Task brief - Only text is carried over. Reproduce the entries below exactly.

Interface dataset entries -
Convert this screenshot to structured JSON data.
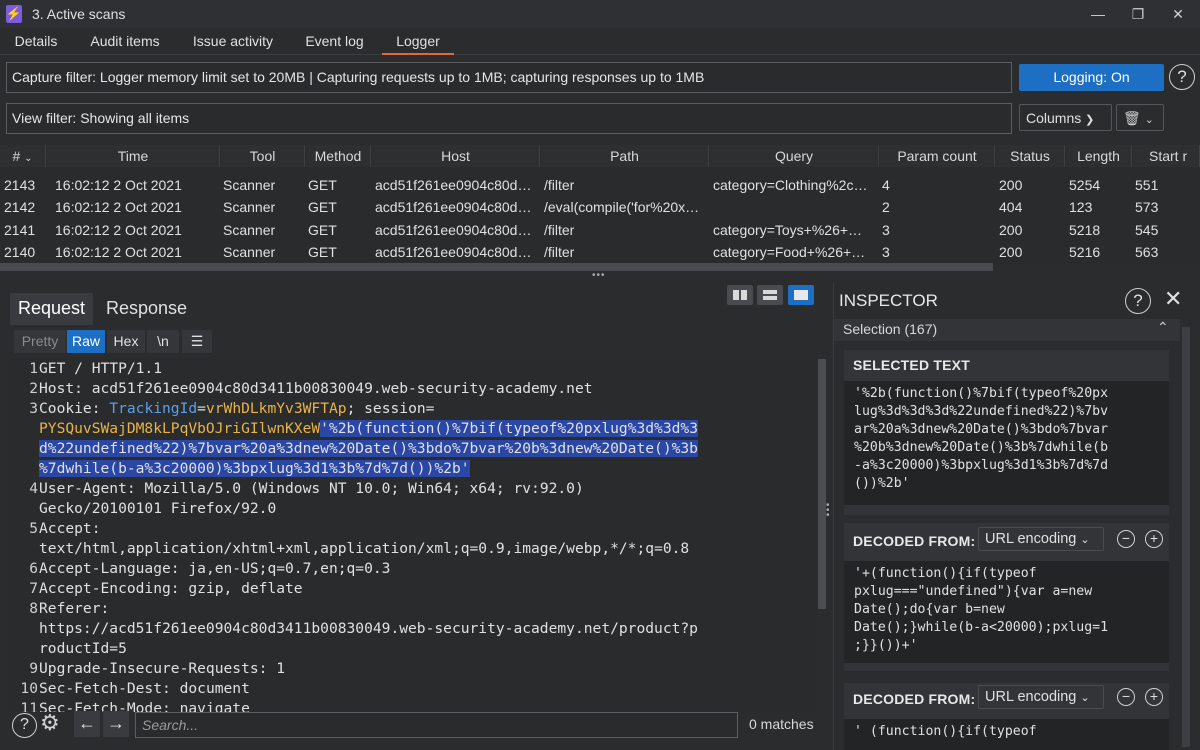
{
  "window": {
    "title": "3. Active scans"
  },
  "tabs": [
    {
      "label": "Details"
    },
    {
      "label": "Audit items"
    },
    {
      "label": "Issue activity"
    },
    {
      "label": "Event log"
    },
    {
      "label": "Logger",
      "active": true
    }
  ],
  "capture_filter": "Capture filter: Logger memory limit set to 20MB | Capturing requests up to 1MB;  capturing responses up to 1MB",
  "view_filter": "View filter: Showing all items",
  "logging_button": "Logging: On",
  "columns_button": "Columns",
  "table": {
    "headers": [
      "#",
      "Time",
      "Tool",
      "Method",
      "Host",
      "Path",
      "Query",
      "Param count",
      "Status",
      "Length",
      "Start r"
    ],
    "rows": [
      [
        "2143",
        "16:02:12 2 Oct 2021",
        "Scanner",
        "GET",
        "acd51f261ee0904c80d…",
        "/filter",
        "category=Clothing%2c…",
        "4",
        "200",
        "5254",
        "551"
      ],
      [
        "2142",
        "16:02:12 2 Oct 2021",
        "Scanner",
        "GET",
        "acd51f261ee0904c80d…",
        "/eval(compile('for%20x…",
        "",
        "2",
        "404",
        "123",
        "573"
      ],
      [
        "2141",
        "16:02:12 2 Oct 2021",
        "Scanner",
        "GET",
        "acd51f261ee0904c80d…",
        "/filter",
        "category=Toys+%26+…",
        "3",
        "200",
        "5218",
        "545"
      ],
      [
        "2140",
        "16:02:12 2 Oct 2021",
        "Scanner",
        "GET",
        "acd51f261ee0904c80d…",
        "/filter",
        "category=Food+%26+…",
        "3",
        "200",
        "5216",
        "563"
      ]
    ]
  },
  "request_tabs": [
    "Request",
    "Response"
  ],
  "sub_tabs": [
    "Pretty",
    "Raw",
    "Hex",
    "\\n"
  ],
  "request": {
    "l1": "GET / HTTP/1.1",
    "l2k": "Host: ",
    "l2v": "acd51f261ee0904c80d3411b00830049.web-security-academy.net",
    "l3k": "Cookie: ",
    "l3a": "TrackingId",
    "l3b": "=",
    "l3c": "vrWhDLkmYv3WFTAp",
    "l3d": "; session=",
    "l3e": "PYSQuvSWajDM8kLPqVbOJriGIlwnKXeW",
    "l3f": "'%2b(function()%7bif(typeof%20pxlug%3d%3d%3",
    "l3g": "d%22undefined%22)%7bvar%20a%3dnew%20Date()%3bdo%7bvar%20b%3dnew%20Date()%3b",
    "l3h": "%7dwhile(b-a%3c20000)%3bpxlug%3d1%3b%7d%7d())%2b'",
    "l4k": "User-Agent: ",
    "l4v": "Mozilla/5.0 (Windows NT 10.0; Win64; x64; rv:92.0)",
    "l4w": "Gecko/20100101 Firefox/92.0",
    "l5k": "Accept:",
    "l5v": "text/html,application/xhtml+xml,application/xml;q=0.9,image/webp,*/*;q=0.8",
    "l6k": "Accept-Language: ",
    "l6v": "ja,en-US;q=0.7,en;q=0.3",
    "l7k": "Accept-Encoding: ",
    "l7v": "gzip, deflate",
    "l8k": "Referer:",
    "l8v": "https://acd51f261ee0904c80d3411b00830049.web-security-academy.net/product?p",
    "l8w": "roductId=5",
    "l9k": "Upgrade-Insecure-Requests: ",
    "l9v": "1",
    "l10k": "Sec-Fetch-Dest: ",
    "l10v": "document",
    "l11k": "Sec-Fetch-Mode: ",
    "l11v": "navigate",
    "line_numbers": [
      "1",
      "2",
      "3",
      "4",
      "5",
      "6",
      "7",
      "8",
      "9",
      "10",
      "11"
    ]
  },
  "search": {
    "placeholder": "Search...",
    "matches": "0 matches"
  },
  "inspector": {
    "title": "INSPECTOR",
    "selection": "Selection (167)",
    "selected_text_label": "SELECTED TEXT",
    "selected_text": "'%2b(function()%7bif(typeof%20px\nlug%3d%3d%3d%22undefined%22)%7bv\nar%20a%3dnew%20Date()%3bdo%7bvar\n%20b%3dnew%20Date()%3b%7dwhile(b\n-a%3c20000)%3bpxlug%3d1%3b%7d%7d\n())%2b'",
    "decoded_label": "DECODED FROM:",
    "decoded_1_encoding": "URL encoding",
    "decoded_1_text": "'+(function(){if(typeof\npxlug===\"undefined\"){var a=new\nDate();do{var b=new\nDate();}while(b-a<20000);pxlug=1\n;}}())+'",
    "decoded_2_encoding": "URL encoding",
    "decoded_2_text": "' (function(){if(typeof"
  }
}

Result of this task -
Convert this screenshot to structured JSON data.
{
  "window": {
    "title": "3. Active scans"
  },
  "tabs": [
    {
      "label": "Details"
    },
    {
      "label": "Audit items"
    },
    {
      "label": "Issue activity"
    },
    {
      "label": "Event log"
    },
    {
      "label": "Logger",
      "active": true
    }
  ],
  "capture_filter": "Capture filter: Logger memory limit set to 20MB | Capturing requests up to 1MB;  capturing responses up to 1MB",
  "view_filter": "View filter: Showing all items",
  "logging_button": "Logging: On",
  "columns_button": "Columns",
  "table": {
    "headers": [
      "#",
      "Time",
      "Tool",
      "Method",
      "Host",
      "Path",
      "Query",
      "Param count",
      "Status",
      "Length",
      "Start r"
    ],
    "rows": [
      [
        "2143",
        "16:02:12 2 Oct 2021",
        "Scanner",
        "GET",
        "acd51f261ee0904c80d…",
        "/filter",
        "category=Clothing%2c…",
        "4",
        "200",
        "5254",
        "551"
      ],
      [
        "2142",
        "16:02:12 2 Oct 2021",
        "Scanner",
        "GET",
        "acd51f261ee0904c80d…",
        "/eval(compile('for%20x…",
        "",
        "2",
        "404",
        "123",
        "573"
      ],
      [
        "2141",
        "16:02:12 2 Oct 2021",
        "Scanner",
        "GET",
        "acd51f261ee0904c80d…",
        "/filter",
        "category=Toys+%26+…",
        "3",
        "200",
        "5218",
        "545"
      ],
      [
        "2140",
        "16:02:12 2 Oct 2021",
        "Scanner",
        "GET",
        "acd51f261ee0904c80d…",
        "/filter",
        "category=Food+%26+…",
        "3",
        "200",
        "5216",
        "563"
      ]
    ]
  },
  "request_tabs": [
    "Request",
    "Response"
  ],
  "sub_tabs": [
    "Pretty",
    "Raw",
    "Hex",
    "\\n"
  ],
  "request": {
    "l1": "GET / HTTP/1.1",
    "l2k": "Host: ",
    "l2v": "acd51f261ee0904c80d3411b00830049.web-security-academy.net",
    "l3k": "Cookie: ",
    "l3a": "TrackingId",
    "l3b": "=",
    "l3c": "vrWhDLkmYv3WFTAp",
    "l3d": "; session=",
    "l3e": "PYSQuvSWajDM8kLPqVbOJriGIlwnKXeW",
    "l3f": "'%2b(function()%7bif(typeof%20pxlug%3d%3d%3",
    "l3g": "d%22undefined%22)%7bvar%20a%3dnew%20Date()%3bdo%7bvar%20b%3dnew%20Date()%3b",
    "l3h": "%7dwhile(b-a%3c20000)%3bpxlug%3d1%3b%7d%7d())%2b'",
    "l4k": "User-Agent: ",
    "l4v": "Mozilla/5.0 (Windows NT 10.0; Win64; x64; rv:92.0)",
    "l4w": "Gecko/20100101 Firefox/92.0",
    "l5k": "Accept:",
    "l5v": "text/html,application/xhtml+xml,application/xml;q=0.9,image/webp,*/*;q=0.8",
    "l6k": "Accept-Language: ",
    "l6v": "ja,en-US;q=0.7,en;q=0.3",
    "l7k": "Accept-Encoding: ",
    "l7v": "gzip, deflate",
    "l8k": "Referer:",
    "l8v": "https://acd51f261ee0904c80d3411b00830049.web-security-academy.net/product?p",
    "l8w": "roductId=5",
    "l9k": "Upgrade-Insecure-Requests: ",
    "l9v": "1",
    "l10k": "Sec-Fetch-Dest: ",
    "l10v": "document",
    "l11k": "Sec-Fetch-Mode: ",
    "l11v": "navigate",
    "line_numbers": [
      "1",
      "2",
      "3",
      "4",
      "5",
      "6",
      "7",
      "8",
      "9",
      "10",
      "11"
    ]
  },
  "search": {
    "placeholder": "Search...",
    "matches": "0 matches"
  },
  "inspector": {
    "title": "INSPECTOR",
    "selection": "Selection (167)",
    "selected_text_label": "SELECTED TEXT",
    "selected_text": "'%2b(function()%7bif(typeof%20px\nlug%3d%3d%3d%22undefined%22)%7bv\nar%20a%3dnew%20Date()%3bdo%7bvar\n%20b%3dnew%20Date()%3b%7dwhile(b\n-a%3c20000)%3bpxlug%3d1%3b%7d%7d\n())%2b'",
    "decoded_label": "DECODED FROM:",
    "decoded_1_encoding": "URL encoding",
    "decoded_1_text": "'+(function(){if(typeof\npxlug===\"undefined\"){var a=new\nDate();do{var b=new\nDate();}while(b-a<20000);pxlug=1\n;}}())+'",
    "decoded_2_encoding": "URL encoding",
    "decoded_2_text": "' (function(){if(typeof"
  }
}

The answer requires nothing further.